Catering to the question of exactly where and how fast the breakthrough products would come, Westport has a pragmatic strategy and its plans are based on evidence in the markets that it is targeting.

It has global coverage emerging on the infrastructure side, and has highly capable and scalable supply chain developing. This has made the model of investment for infrastructure and ability breakthroughs in many markets very clear. A transition from market creation and technology demonstration to a more traditional business that's focused on customers and profits has made 2014 a transition year for Westport.

Westport has made the appropriate shifts in its business based on what is thought as the most important strategic opportunities, and getting an optimum mix of short- and long-term products. For 2014, it has strong leads on competition, and foresees considerable flexibility in its plans as the markets mature, in case things speed up or slow down.
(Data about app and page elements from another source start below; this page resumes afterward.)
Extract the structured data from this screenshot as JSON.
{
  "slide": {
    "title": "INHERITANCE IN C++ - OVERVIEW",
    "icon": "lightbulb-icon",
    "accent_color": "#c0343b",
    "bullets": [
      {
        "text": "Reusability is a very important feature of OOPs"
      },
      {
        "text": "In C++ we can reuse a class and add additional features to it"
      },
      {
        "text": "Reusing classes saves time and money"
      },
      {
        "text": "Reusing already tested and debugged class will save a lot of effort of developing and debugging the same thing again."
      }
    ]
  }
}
2014 is seen as the critical breakthrough year in heavy duty trucks in North America. Westport expects to see 3% to 5% market penetration in class A trucks for natural gas this year, which is up from virtually zero in 2011. Westport would begin supplying components and HPDI kits to the Weichai and Westport JV this year, as it shifts its strategy from market creation to product sales through the joint venture in China.

On the automotive side, it is well-positioned for growth as its OEM customers expand their product offerings globally and as sales develop, and to its complete vehicle systems with Volvo and Ford. Westport also sees opportunity in the rail industry and is well-positioned to sell fuel tenders and engine systems in that market over the next few years.

Westport is investing in long-term product development at the corporate level. It is reviewing every project where it is investing money, and has established criteria to rank and evaluate the returns on its projects. This should help Westport gauge the efficiency of its investments and close down unprofitable ones going forward.

By the end of 2015, its corporate investment portfolio and other expenses, including long-term capital investments, will be covered by internal operating income, income from its joint ventures, expense recovery from its development partners and will generate strong financial returns.

Tesla's threat

So, we see that Westport has a number of plans in place to improve its business. However, it faces tangible threats from the likes of Tesla Motors. According to Tesla Motors CEO Elon Musk, 50% of new cars will be electric vehicles in 20 years. Elon Musk had said, "In 20 years more than half of new cars manufactured will be fully electric. I feel actually quite safe in that bet. That's a bet I will put money on."

In addition, Tesla recently announced that it will be building a facility known as "Gigafactory." According to Economist, "Due to start production in 2020, the giant factory will be the world's largest battery-making facility, producing, at its peak, 500,000 lithium-ion packs, more than the entire world's capacity today. That should be more than enough for Tesla's car production; the excess will probably supply not only some of its carmaking competitors but also such power sources as backups for neighbourhood grids and cellphone towers."

So, the mass production of lithium-ion batteries will lead to a massive drop in prices, and drive adoption of electric vehicles. As a result, this will prove to be a threat for Westport's engine sales going forward if truck owners shift to electric-powered motors.


No doubt, Westport is trying to turn its business around, but the company faces certain challenges going forward. However, investors with a higher appetite for risk can surely take a look at the stock since its earnings are projected to grow at 30% a year for the next five years, but they should keep in mind that it is not a sure-shot winning investment.

Disclosure: I have no positions in any stocks mentioned, and no plans to initiate any positions within the next 72 hours. I wrote this article myself, and it expresses my own opinions. I am not receiving compensation for it (other than from Seeking Alpha). I have no business relationship with any company whose stock is mentioned in this article.